Who will the next (non-Matt) release lead for WordPress be and when do you see that happening? And beyond that, hopefully VERY far in the future, what happens when Matt Mullenweg wants to retire or even take a year off? Who defines the project roadmap and stands up at the State of the Word in the future? Is there a LamDA-driven Matt Mullenweg hologram waiting in the wings?
I hope you’ve noticed a lot more of Josepha and Matias in recent keynote events, and in fact if you go back you’ll see many State of the Words had special guests. This has always been fun and I personally really enjoy seeing new people be part of the big talks.
Who will the next (non-Matt) release lead for WordPress be and when do you see that happening? After Gutenberg settled in core the release lead title has been more ceremonial and the real decisions and authority has been with the release coordinators, tech leads, triage leads, and the other leads, for example the 15 people other than me listed in the 6.0 release post: Héctor Prieto, Anne McCarthy, Peter Wilson, Adam Zieliński, Greg Ziółkowski, Ahmed Chaion, Colin Stewart, Nick Diego, Birgit Pauli-Haack, Milana Cap, Abha Thakor, Dan Soschin, Piotrek Boniu, Brian Alexander, and Channing Ritter.
And beyond that, hopefully VERY far in the future, what happens when Matt Mullenweg wants to retire or even take a year off? Who defines the project roadmap and stands up at the State of the Word in the future? Whoever I pass the baton to or the community decides is best.

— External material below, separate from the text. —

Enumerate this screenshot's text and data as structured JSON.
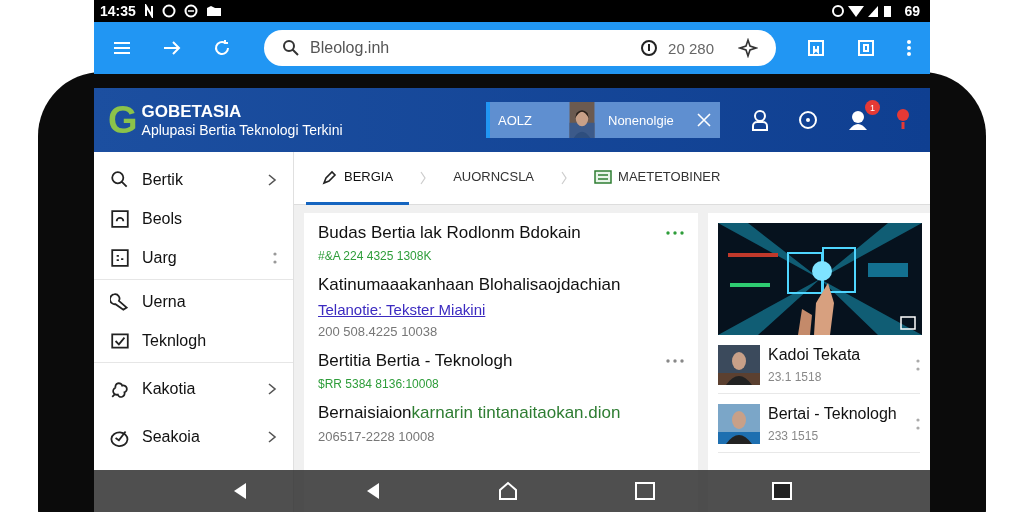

Is there a LamDA-driven Matt Mullenweg hologram waiting in the wings? No but by that point maybe we’ll be able to feed all the project activity and roadmap to the newest version of GPT-3 and it’ll write an even better SoTW.
Softball Bonus Question: What is your day-to-day experience as a regular WordPress user? What are you typically doing with WordPress these days?
What is your day-to-day experience as a regular WordPress user? Fairly frustrating right now, to be honest. I’m always trying to break things and I often do. Blockquotes in Gutenberg are my nemesis right now.
What are you typically doing with WordPress these days? Tons of P2, a bit of writing, lots of testing. As I mentioned at WCEU I’m also mostly focused on Tumblr and thinking a ton about what code it can share with WP.com so we can power the back-end with WP and open source the algorithms and everything else that’s unique to it.
If I were Matt Mullenweg, I probably wouldn’t read this, and I definitely wouldn’t respond to it. If I were Matt Mullenweg, I’d much rather be strategizing the future of Tumblr or sipping tequila on Antarctica with Tim Ferriss.
But I don’t think it hurts to ask, even as a mental exercise for my own benefits. Like I said, if we did get answers from Matt, I believe they would be genuinely insightful and would make us all think differently about these topics.